But amusement parks? Neighborhood theaters? Independent filmmakers?
If you ever doubted that OSHA would crack down on the entertainment industry, SeaWorld should serve notice. CNN can’t run “Blackfish” enough. In case you missed it, the exposé gives a backstage look at the mistreatment of an orca, Tilikum, and the tragic loss of life that ensued.
The controversy got top billing once OSHA stepped in and the documentary gained traction.
The signature feature of the park was the sight of these powerful animals swimming and leaping in synch, guided by the commands of their trainers.
Not so anymore. OSHA directed the park to segregate killer whales physically from their trainers. SeaWorld has pled on appeal for precautions that don’t spell curtains for its business mission, like prohibiting trainers from swimming with the whales and revamped training protocols.
“Blackfish” is riding a public relations wave that threatens to swamp everything in its wake. One ripple effect is the entertainment industry effectively blacklisting one of its own. Willie Nelson and others, slated to entertain vacationers seeking family-friendly fun, are on the road again…to other venues.

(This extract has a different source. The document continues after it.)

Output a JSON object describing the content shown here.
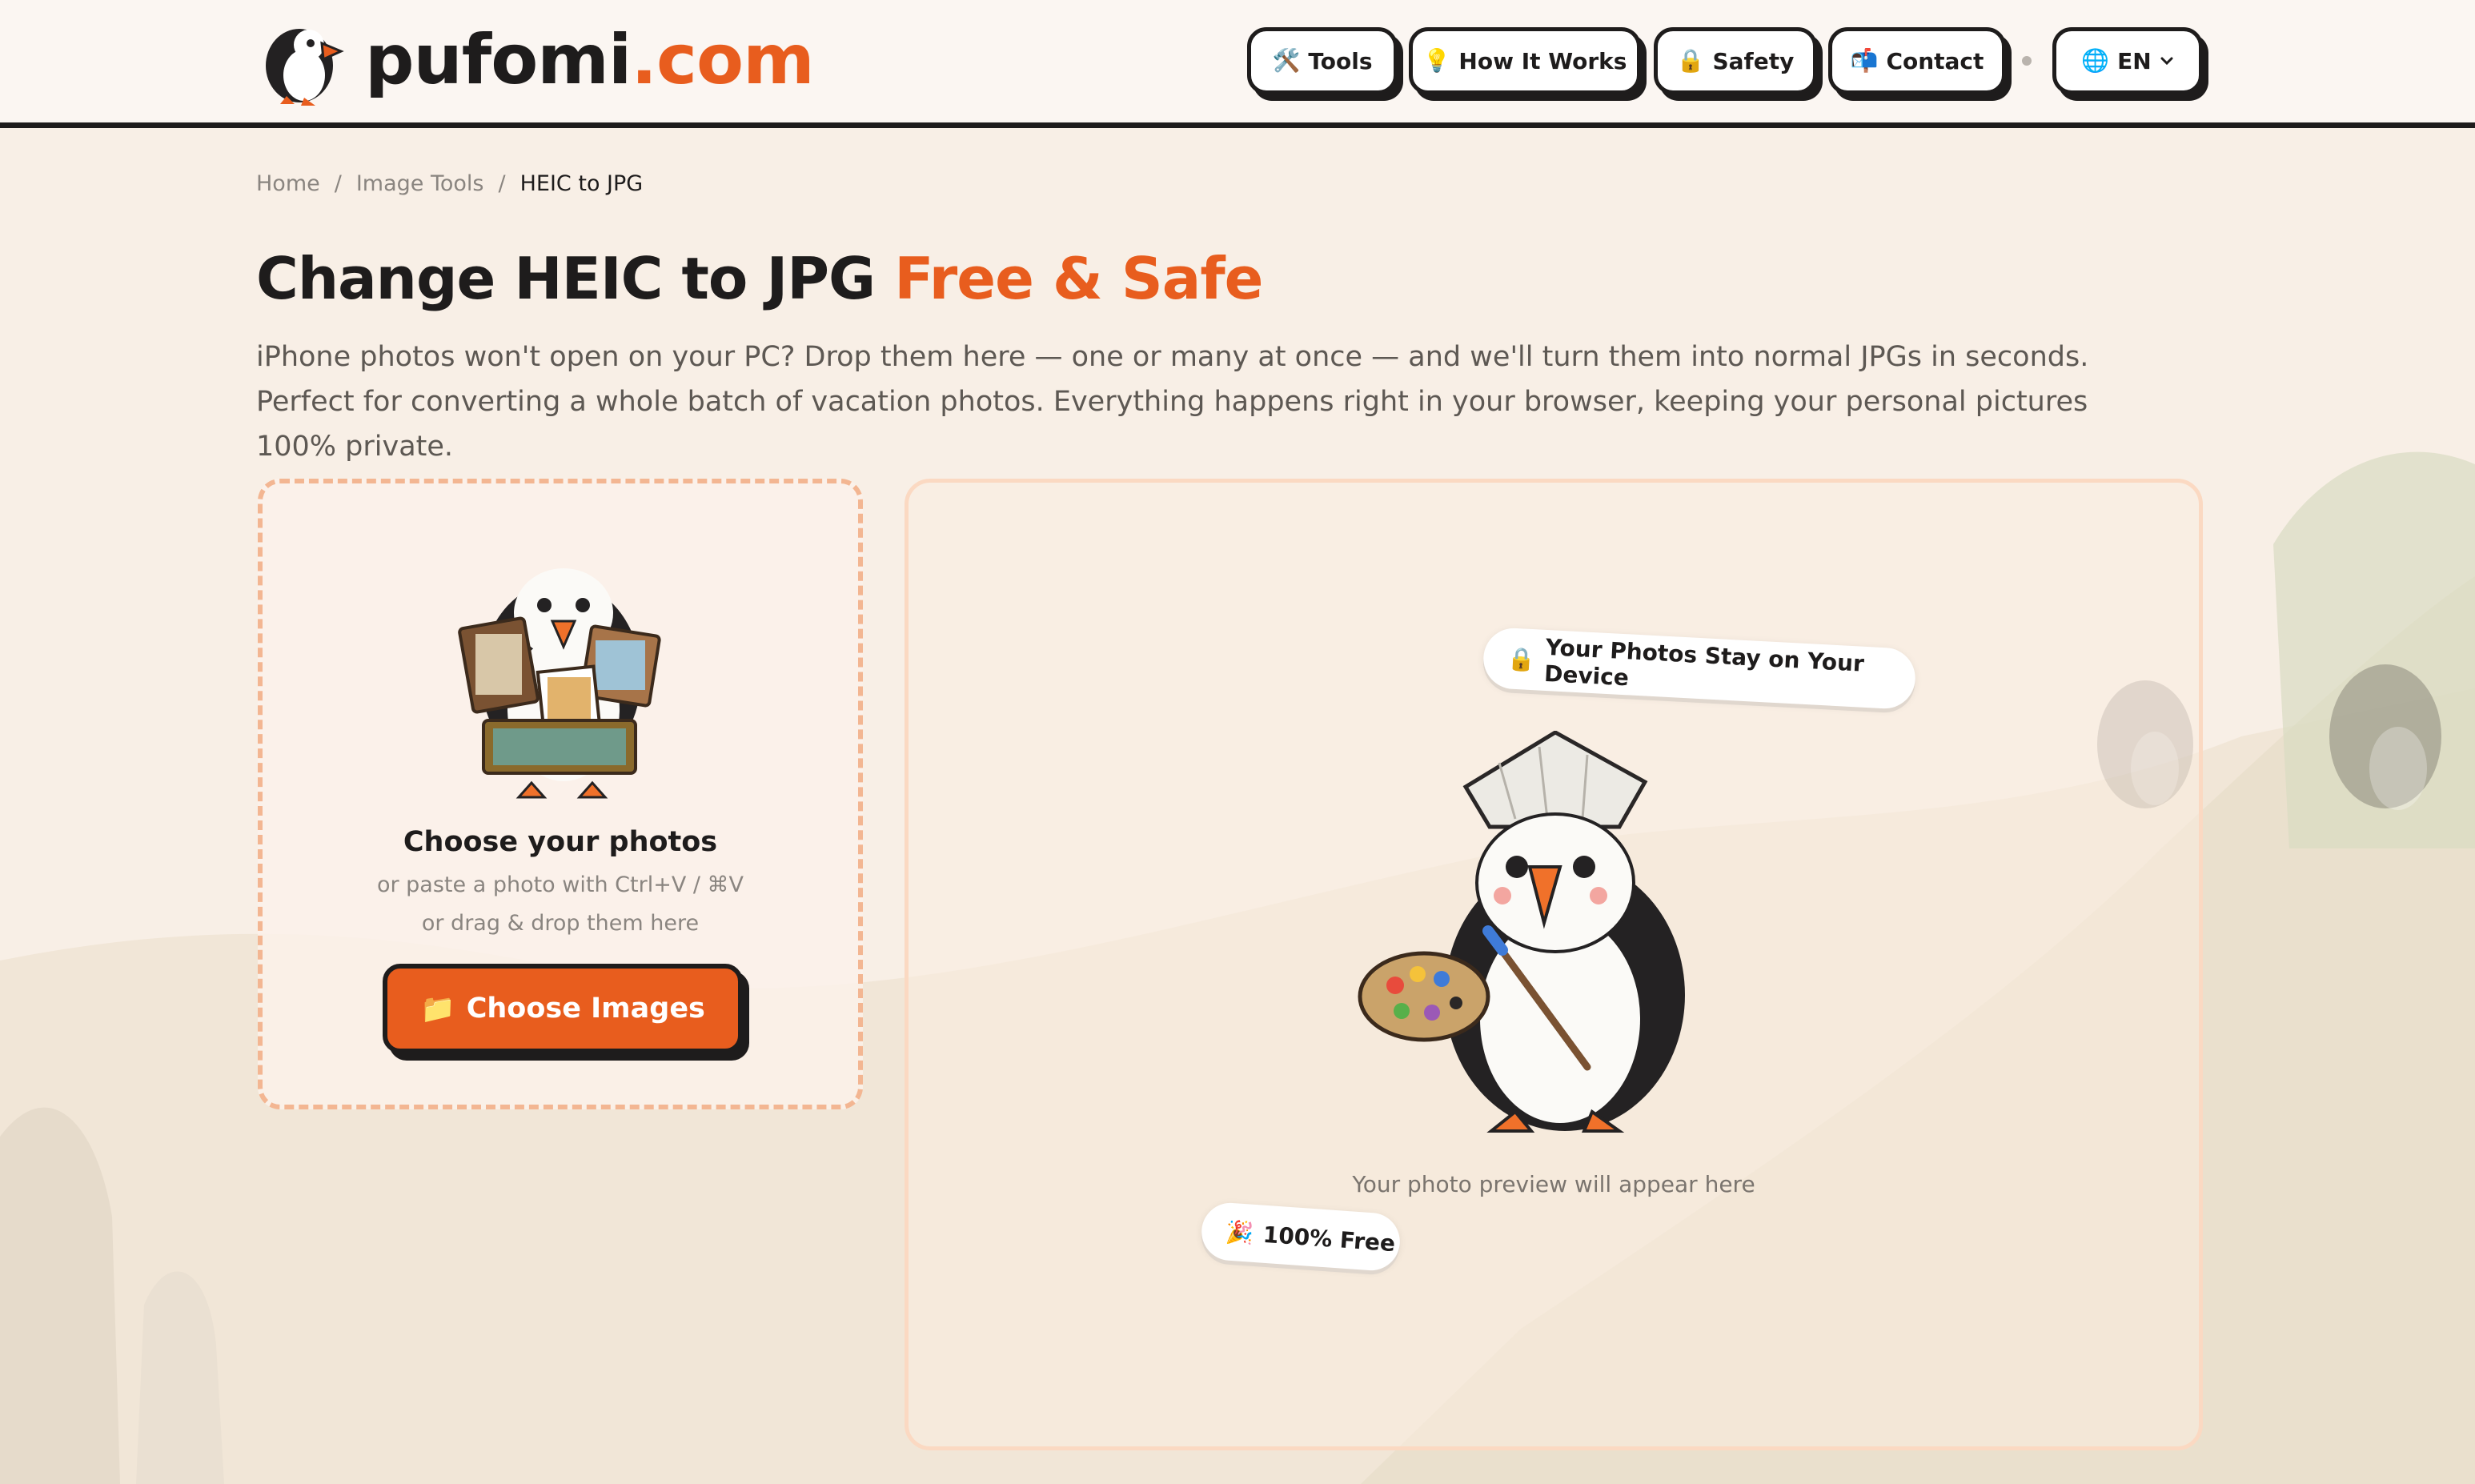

You may not know it, but OSHA is no neophyte when it comes to regulating the entertainment industry. Heard of the Broadway show “Spider-Man: Turn off the Dark”? Fall protection and other safety failures led to injuries for multiple actors, including one during a show. OSHA stepped in, with the press and various comedians piling on soon after. The final curtain fell on Spidey last month.
But “Spider-Man” wasn’t OSHA’s debut in the entertainment world either. OSHA has always been there. It just doesn’t always operate under the spotlight. I’ve seen it from a front-row seat.
As Virginia’s Labor Commissioner, I saw a long cast of entertainment industry players wade into murky OSHA and labor law issues. Like the independent film producer shooting a scene with an infant in a condemned shuttered prison. Or the “reality show” producer who exposed minors to the violent behavior of depraved adults. Or the community theater that unwittingly exposed unpaid child actors to a sex offender directing the show. Or the “ultimate fighting” promoter featuring a clash of minors for a paid audience.
Certainly, when any industry places its workforce (and especially minors) in harm’s way, OSHA and state agencies are obligated to step in. When they do, know that they mean business when it comes to show business.
If you’re in show business, you may need legal counsel. Not just to defend against OSHA citations, but also to spot and avert legal issues before disasters hit. A results-oriented attorney familiar with enforcement agencies can help you make sure the show goes on.